What is needed
The data below should be restated word for word, with every picture omitted.

Data records

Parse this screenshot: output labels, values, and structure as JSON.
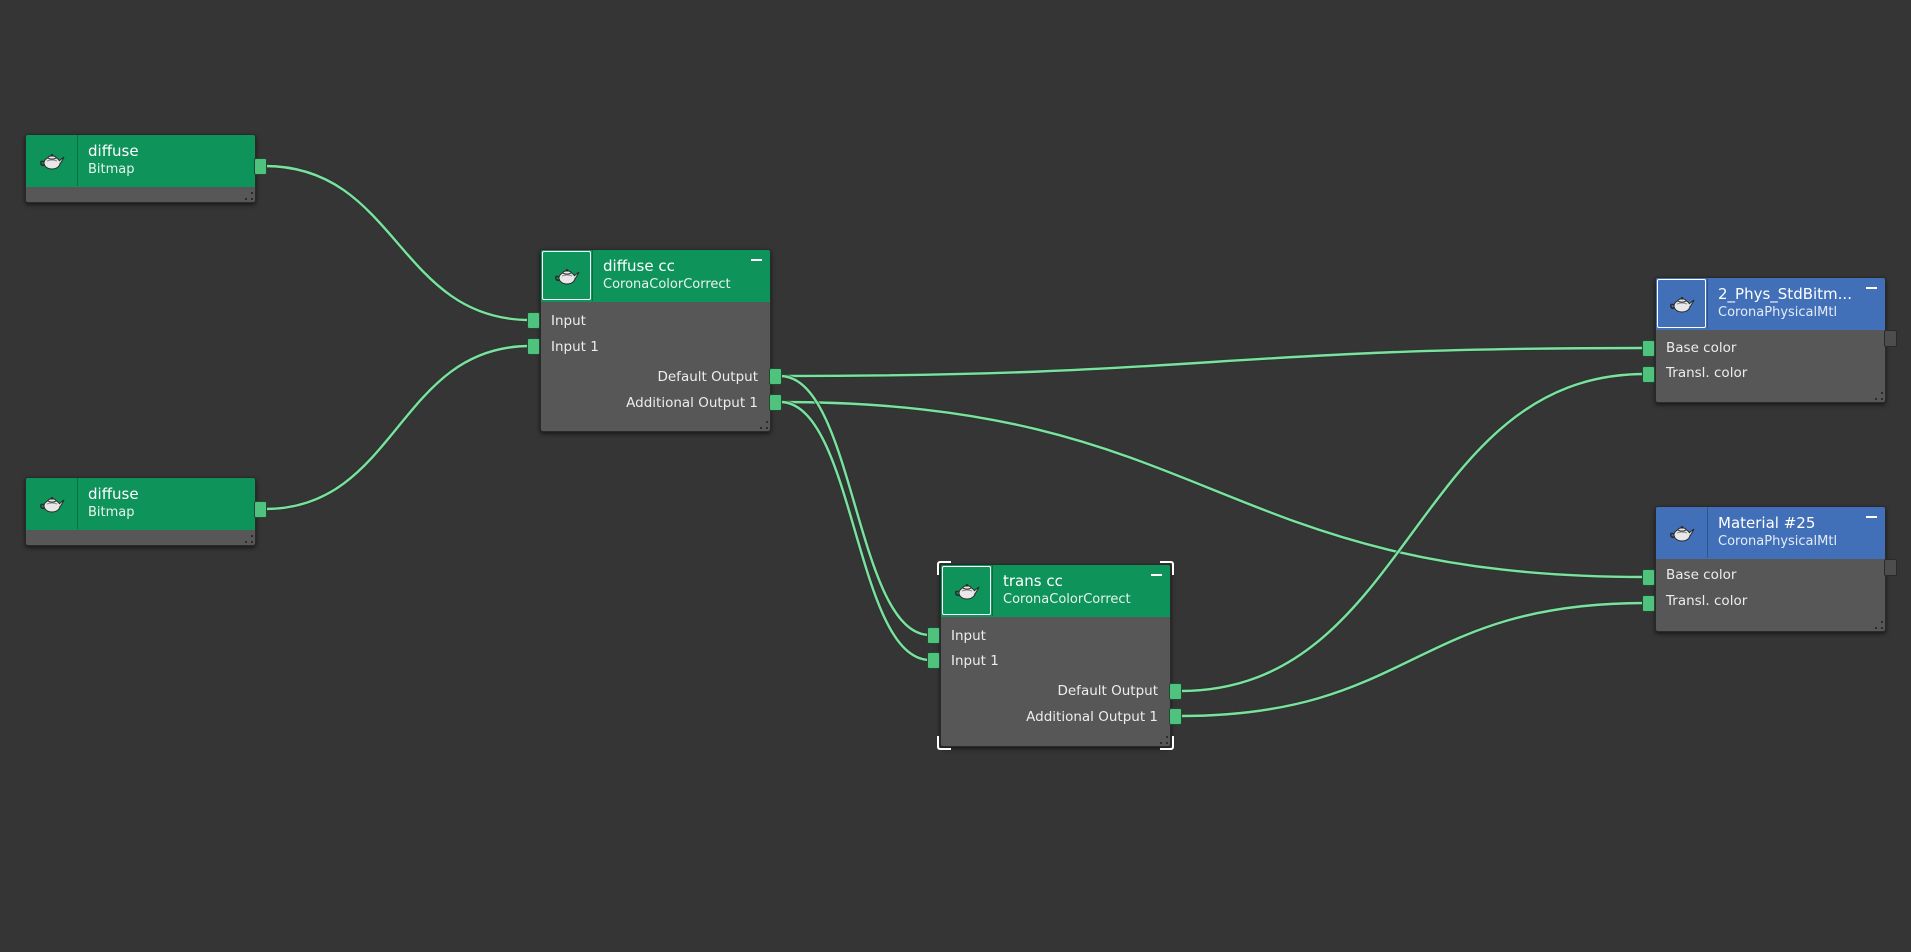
{
  "editor": {
    "nodes": {
      "diffuse1": {
        "title": "diffuse",
        "type": "Bitmap",
        "icon": "teapot-icon",
        "color": "#0e935b"
      },
      "diffuse2": {
        "title": "diffuse",
        "type": "Bitmap",
        "icon": "teapot-icon",
        "color": "#0e935b"
      },
      "diffuse_cc": {
        "title": "diffuse cc",
        "type": "CoronaColorCorrect",
        "icon": "teapot-icon",
        "color": "#0e935b",
        "inputs": [
          "Input",
          "Input 1"
        ],
        "outputs": [
          "Default Output",
          "Additional Output 1"
        ]
      },
      "trans_cc": {
        "title": "trans cc",
        "type": "CoronaColorCorrect",
        "icon": "teapot-icon",
        "color": "#0e935b",
        "inputs": [
          "Input",
          "Input 1"
        ],
        "outputs": [
          "Default Output",
          "Additional Output 1"
        ]
      },
      "phys_std": {
        "title": "2_Phys_StdBitm...",
        "type": "CoronaPhysicalMtl",
        "icon": "teapot-icon",
        "color": "#4270b8",
        "inputs": [
          "Base color",
          "Transl. color"
        ]
      },
      "material25": {
        "title": "Material #25",
        "type": "CoronaPhysicalMtl",
        "icon": "teapot-icon",
        "color": "#4270b8",
        "inputs": [
          "Base color",
          "Transl. color"
        ]
      }
    },
    "wire_color": "#7ee0a0",
    "port_color": "#4fc37d",
    "background_color": "#353535"
  }
}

Answer section
Parse this screenshot: output labels, values, and structure as JSON.
{
  "editor": {
    "nodes": {
      "diffuse1": {
        "title": "diffuse",
        "type": "Bitmap",
        "icon": "teapot-icon",
        "color": "#0e935b"
      },
      "diffuse2": {
        "title": "diffuse",
        "type": "Bitmap",
        "icon": "teapot-icon",
        "color": "#0e935b"
      },
      "diffuse_cc": {
        "title": "diffuse cc",
        "type": "CoronaColorCorrect",
        "icon": "teapot-icon",
        "color": "#0e935b",
        "inputs": [
          "Input",
          "Input 1"
        ],
        "outputs": [
          "Default Output",
          "Additional Output 1"
        ]
      },
      "trans_cc": {
        "title": "trans cc",
        "type": "CoronaColorCorrect",
        "icon": "teapot-icon",
        "color": "#0e935b",
        "inputs": [
          "Input",
          "Input 1"
        ],
        "outputs": [
          "Default Output",
          "Additional Output 1"
        ]
      },
      "phys_std": {
        "title": "2_Phys_StdBitm...",
        "type": "CoronaPhysicalMtl",
        "icon": "teapot-icon",
        "color": "#4270b8",
        "inputs": [
          "Base color",
          "Transl. color"
        ]
      },
      "material25": {
        "title": "Material #25",
        "type": "CoronaPhysicalMtl",
        "icon": "teapot-icon",
        "color": "#4270b8",
        "inputs": [
          "Base color",
          "Transl. color"
        ]
      }
    },
    "wire_color": "#7ee0a0",
    "port_color": "#4fc37d",
    "background_color": "#353535"
  }
}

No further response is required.